Envisioning the Future
As Meadow et al point out “vision without action is useless. But action without vision does not know where to go or why to go there” (Hicks, 2004, p. 176). Therefore, it’s not only important to imagine the future, but also to set goals in order to achieve that future. The goals will make that transferability achievable. According to Polak, “potent images of the future can act like a magnet, drawing society towards its envisioned future” (Hicks, 2004, p. 171). Envisioning the future is an important aspect of Education for a Culture of Peace since the transformation of the societies and the world in general is what it tries to promote.
Education for a Culture of Peace should provide space for all individuals to express their views. It should be accessible (by all means) to everyone in the school community, and try to capture the problems, rights or actions of various groups outside the school community. As Sefa Dei (1997) characteristically states, it “calls for creating spaces for everyone but particularly for marginal voices to be heard. It calls for dominant groups in society to listen to the voices of subordinated groups” (p. X). Education for a Culture of Peace must be a lifelong process, otherwise it does not possess a powerful impact on individuals and societies.
Using a Holistic Approach

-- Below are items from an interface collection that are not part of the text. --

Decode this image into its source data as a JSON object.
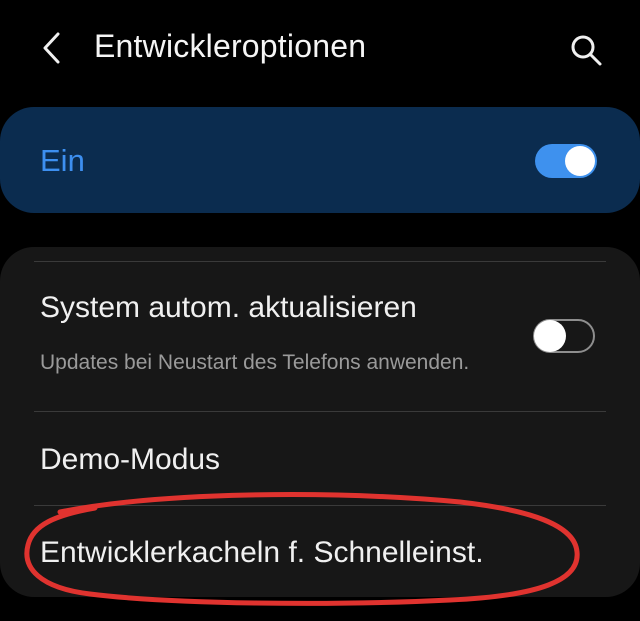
{
  "header": {
    "title": "Entwickleroptionen",
    "back_icon": "chevron-left-icon",
    "search_icon": "search-icon"
  },
  "master_switch": {
    "label": "Ein",
    "state": "on"
  },
  "settings": {
    "items": [
      {
        "title": "System autom. aktualisieren",
        "subtitle": "Updates bei Neustart des Telefons anwenden.",
        "toggle": "off"
      },
      {
        "title": "Demo-Modus"
      },
      {
        "title": "Entwicklerkacheln f. Schnelleinst."
      }
    ]
  },
  "colors": {
    "background": "#000000",
    "accent": "#3e91ee",
    "master_card": "#0b2c4f",
    "list_card": "#171717",
    "annotation": "#e0332f"
  }
}
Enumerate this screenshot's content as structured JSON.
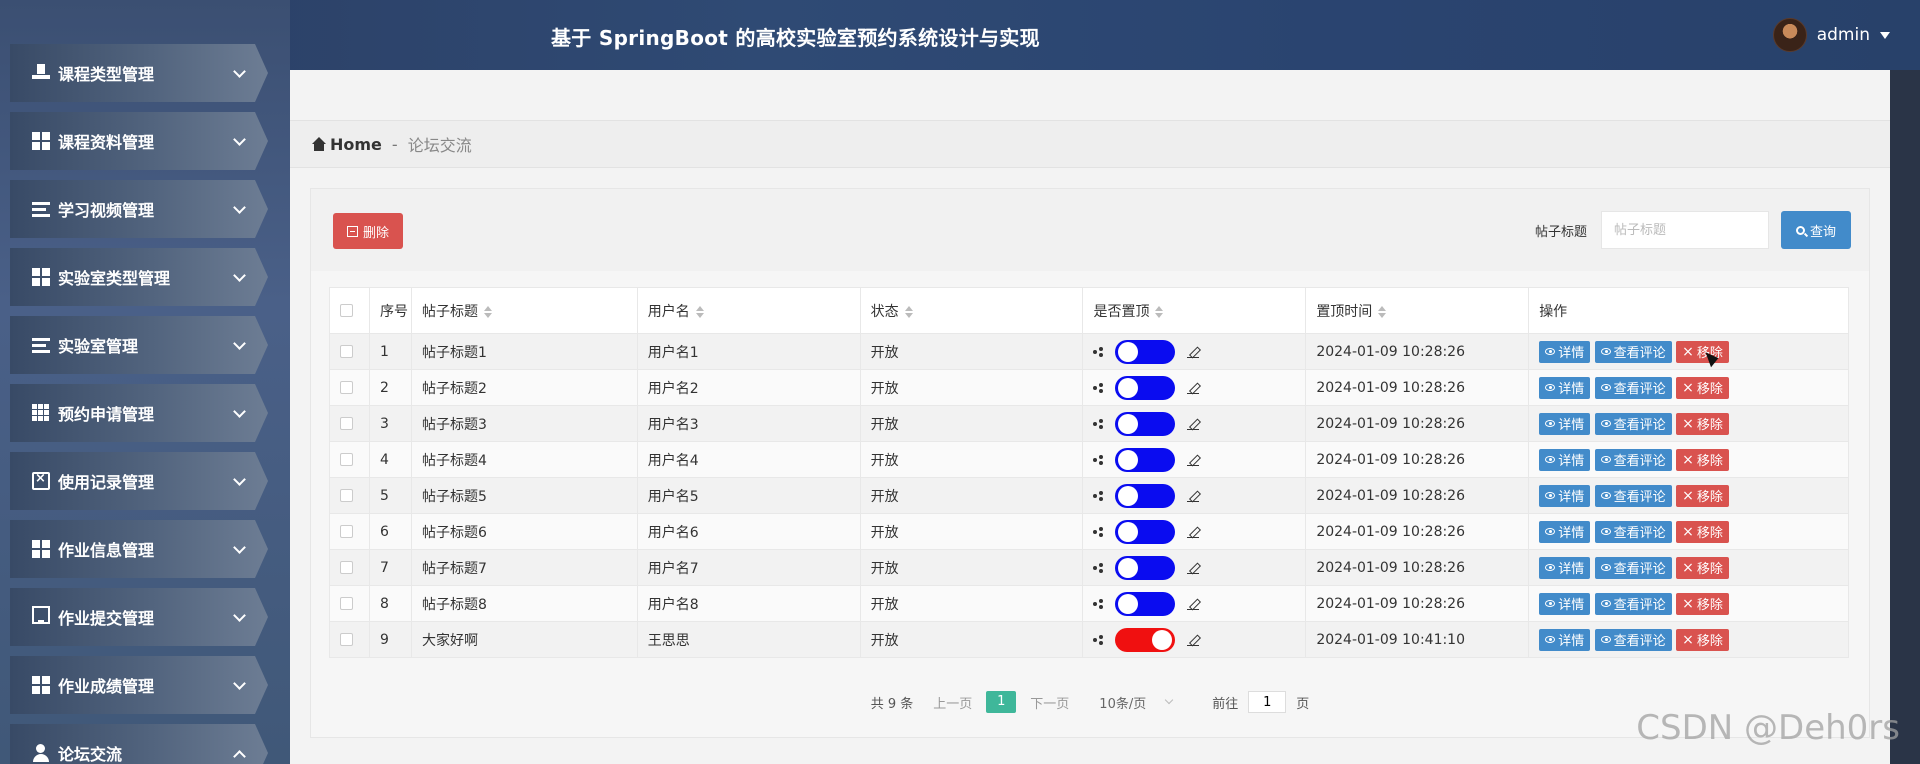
{
  "header": {
    "title": "基于 SpringBoot 的高校实验室预约系统设计与实现",
    "username": "admin"
  },
  "sidebar": {
    "items": [
      {
        "label": "课程类型管理",
        "icon": "podium-icon",
        "expanded": false
      },
      {
        "label": "课程资料管理",
        "icon": "grid-icon",
        "expanded": false
      },
      {
        "label": "学习视频管理",
        "icon": "list-icon",
        "expanded": false
      },
      {
        "label": "实验室类型管理",
        "icon": "grid-icon",
        "expanded": false
      },
      {
        "label": "实验室管理",
        "icon": "list-icon",
        "expanded": false
      },
      {
        "label": "预约申请管理",
        "icon": "ninegrid-icon",
        "expanded": false
      },
      {
        "label": "使用记录管理",
        "icon": "clipboard-icon",
        "expanded": false
      },
      {
        "label": "作业信息管理",
        "icon": "grid-icon",
        "expanded": false
      },
      {
        "label": "作业提交管理",
        "icon": "monitor-icon",
        "expanded": false
      },
      {
        "label": "作业成绩管理",
        "icon": "grid-icon",
        "expanded": false
      },
      {
        "label": "论坛交流",
        "icon": "person-icon",
        "expanded": true
      }
    ]
  },
  "breadcrumb": {
    "home": "Home",
    "separator": "-",
    "current": "论坛交流"
  },
  "toolbar": {
    "delete_label": "删除",
    "search_label": "帖子标题",
    "search_placeholder": "帖子标题",
    "search_value": "",
    "query_label": "查询"
  },
  "table": {
    "columns": [
      "序号",
      "帖子标题",
      "用户名",
      "状态",
      "是否置顶",
      "置顶时间",
      "操作"
    ],
    "rows": [
      {
        "index": "1",
        "title": "帖子标题1",
        "user": "用户名1",
        "status": "开放",
        "pinned": true,
        "time": "2024-01-09 10:28:26"
      },
      {
        "index": "2",
        "title": "帖子标题2",
        "user": "用户名2",
        "status": "开放",
        "pinned": true,
        "time": "2024-01-09 10:28:26"
      },
      {
        "index": "3",
        "title": "帖子标题3",
        "user": "用户名3",
        "status": "开放",
        "pinned": true,
        "time": "2024-01-09 10:28:26"
      },
      {
        "index": "4",
        "title": "帖子标题4",
        "user": "用户名4",
        "status": "开放",
        "pinned": true,
        "time": "2024-01-09 10:28:26"
      },
      {
        "index": "5",
        "title": "帖子标题5",
        "user": "用户名5",
        "status": "开放",
        "pinned": true,
        "time": "2024-01-09 10:28:26"
      },
      {
        "index": "6",
        "title": "帖子标题6",
        "user": "用户名6",
        "status": "开放",
        "pinned": true,
        "time": "2024-01-09 10:28:26"
      },
      {
        "index": "7",
        "title": "帖子标题7",
        "user": "用户名7",
        "status": "开放",
        "pinned": true,
        "time": "2024-01-09 10:28:26"
      },
      {
        "index": "8",
        "title": "帖子标题8",
        "user": "用户名8",
        "status": "开放",
        "pinned": true,
        "time": "2024-01-09 10:28:26"
      },
      {
        "index": "9",
        "title": "大家好啊",
        "user": "王思思",
        "status": "开放",
        "pinned": false,
        "time": "2024-01-09 10:41:10"
      }
    ],
    "actions": {
      "detail": "详情",
      "comments": "查看评论",
      "remove": "移除"
    }
  },
  "colors": {
    "toggle_on": "#0a0cf0",
    "toggle_off": "#f01010",
    "primary": "#428bca",
    "danger": "#d9534f",
    "page_active": "#3fb79a"
  },
  "pagination": {
    "total": "共 9 条",
    "prev": "上一页",
    "current_page": "1",
    "next": "下一页",
    "page_size": "10条/页",
    "goto_label": "前往",
    "goto_value": "1",
    "goto_suffix": "页"
  },
  "watermark": "CSDN @Deh0rs"
}
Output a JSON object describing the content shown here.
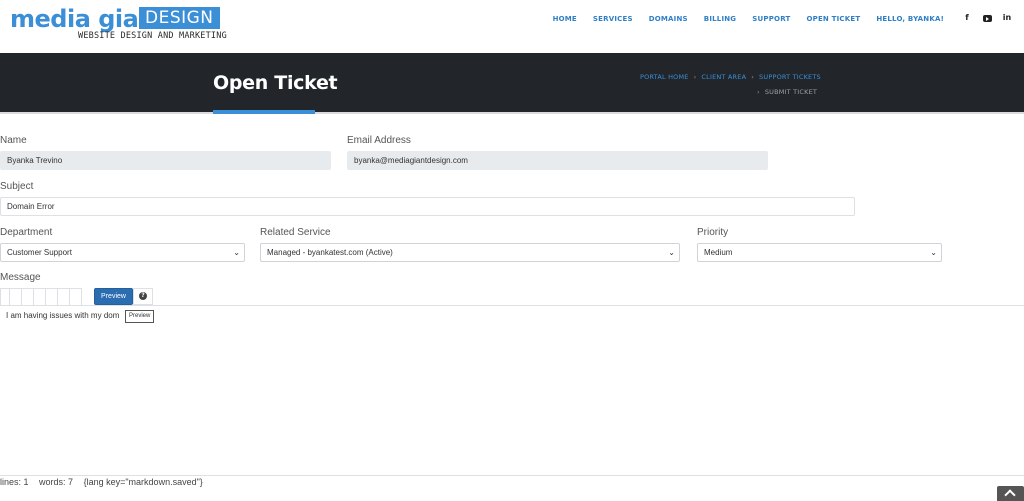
{
  "logo": {
    "main": "media giant",
    "box": "DESIGN",
    "tagline": "WEBSITE DESIGN AND MARKETING"
  },
  "nav": [
    "HOME",
    "SERVICES",
    "DOMAINS",
    "BILLING",
    "SUPPORT",
    "OPEN TICKET",
    "HELLO, BYANKA!"
  ],
  "social": {
    "facebook": "f",
    "linkedin": "in"
  },
  "banner": {
    "title": "Open Ticket",
    "breadcrumb": [
      "PORTAL HOME",
      "CLIENT AREA",
      "SUPPORT TICKETS"
    ],
    "breadcrumb_separator": "›",
    "current": "SUBMIT TICKET"
  },
  "form": {
    "name_label": "Name",
    "name_value": "Byanka Trevino",
    "email_label": "Email Address",
    "email_value": "byanka@mediagiantdesign.com",
    "subject_label": "Subject",
    "subject_value": "Domain Error",
    "department_label": "Department",
    "department_value": "Customer Support",
    "service_label": "Related Service",
    "service_value": "Managed - byankatest.com (Active)",
    "priority_label": "Priority",
    "priority_value": "Medium",
    "message_label": "Message"
  },
  "editor": {
    "preview_label": "Preview",
    "help_glyph": "?",
    "text": "I am having issues with my dom",
    "tooltip": "Preview",
    "status_lines": "lines: 1",
    "status_words": "words: 7",
    "status_saved": "{lang key=\"markdown.saved\"}"
  },
  "colors": {
    "accent": "#3a8fd6",
    "banner_bg": "#22262b",
    "button": "#2a6db0"
  }
}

Education for a Culture of Peace must be accompanied by a holistic approach, where the world is viewed as a web of being. The holistic approach enables individuals to compose the whole picture of the world and connect each and every aspect of their education with real life. “Every form of education must provide for a holistic understanding and appreciation of the human experience, comprising social, cultural, political, ecological, and spiritual aspects” (Sefa Dei, 1997, p. X).
Respecting Cultural Differences
As Boulding (2000) stated “in this last decade of the twentieth century there are only 188 states in the world and 10,000 societies” (p. 91). Education for a Culture of Peace recognizes the necessity to respect cultural differences. This is important not only within the classroom community, but also when addressing issues related to other cultures. First-hand experiences with other cultures are considered important for breaking down stereotypes and building bridges within different cultures. Societies today have become heterogeneous, and thus interaction and learning from other cultures has become easier.
Another guiding principle of Education for a Culture of Peace is the empowerment of individuals. “When working with youth, it means encouraging them to help create the programs in which they take part” (Cronkhite, 2000, p. 162). Empowered individuals are subsequently more likely to be active citizens in their current and future life, to become involved in political and social affairs, and to strive to build better societies.